Millionaire recluse chasing funds from dead lawyer
RECLUSIVE millionaire Joseph "Will the Wrecker" Smith plans to pursue a Gold Coast lawyer for money thought to be taken to the grave of convicted fraudster Michael Yarwood.
Mr Smith claims Yarwood, a disgraced solicitor, mismanaged $5 million while holding power of attorney and running Mr Smith's car wrecking business.
Yarwood and Mr Smith were in a bitter legal battle over the running of Miami Motors when Yarwood was found dead in his Main Beach apartment in July last year. The death was not suspicious.
In the months before his death, Yarwood was ordered by the Supreme Court to pay Mr Smith $1.65 million, interest of $204,866 and court costs. Other court matters were ongoing at the time of his death.
Since Yarwood's death, Mr Smith and Miami Motors has sought permission to use documents filed in those proceedings for other matters.
Justice David Jackson granted that permission in a Supreme Court decision this week.
Justice Jackson noted that Yarwood had made a claim for almost $2 million against Mr Smith for management fees associated with a terminated contract at Miami Motors.

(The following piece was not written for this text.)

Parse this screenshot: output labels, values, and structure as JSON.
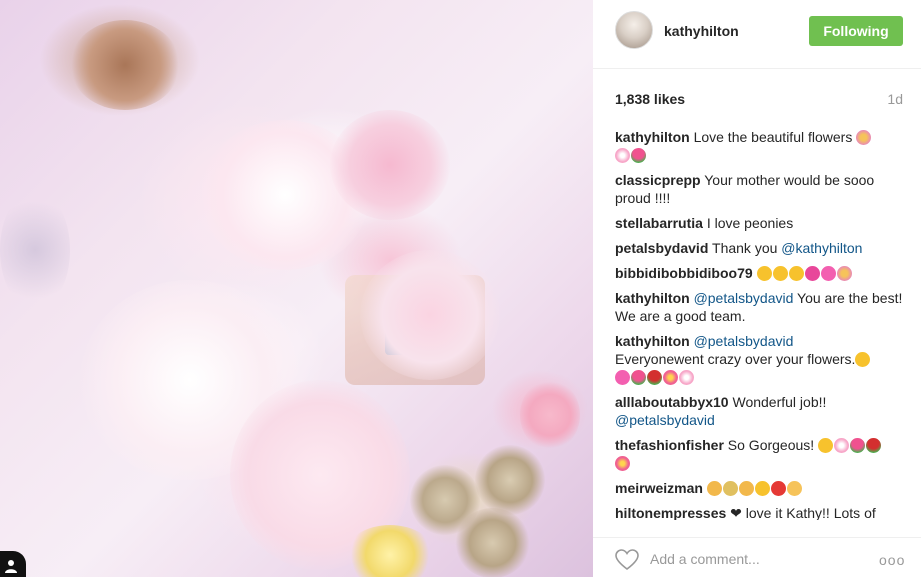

"(Mr Smith) defends the claim and with (Miami Motors) counterclaims the sum of $4,967,302 on a variety of grounds relating the unconscionable conduct, breaches of duty of an attorney holding powers of attorney … and breaches of the obligation…," the judgment said.
Justice Jackson noted Mr Smith and Miami Motors had flagged further legal action following Yarwood's death.
"(Mr Smith) and (Miami Motors) intend to start a further proceeding against a solicitor, David Allan Evans, for damages in connection with the loss of money they allege was caused by (Yarwood's) conduct," it is stated in the court documents read.
A copy of the proposed claims have been forwarded to Mr Evans, according to the court documents.
"The substance of the proceeding (Mr Smith) and (Miami Motors) propose to start against Mr Evans is that (Yarwood) in the present proceeding obtained payment of monies held by Mr Evans or his firm improperly and in circumstances where Mr Evans failed to obtain appropriate or necessary authority to pay the money to (Yarwood) or to give (Mr Smith) or (Miami Motors) appropriate advice," Justice Jackson said in his judgment.
After receiving the proposed claim Mr Evans asked for further information, including documents Yarwood had filed in the original court proceedings.
Justice Jackson ordered Mr Smith and Miami Motors be allowed to use the documents in their propose claim against Mr Evans.
It is not clear when the claim will be filed against Mr Evans.
A former Somerset College school captain, son of a respected financial commentator and young Liberal rising star, Mr Yarwood was admitted as a solicitor in January 1996.
In 2011 he pleaded guilty to fraud for a $236,227 scheme involving clients' stamp duty.
He only served nine months of a 4.5-year jail sentence.
In May 2015, QCAT found Mr Yarwood was "not a fit and proper person to engage in legal conduct" and he was stuck off as a lawyer.
Originally published as Millionaire chasing funds from dead lawyer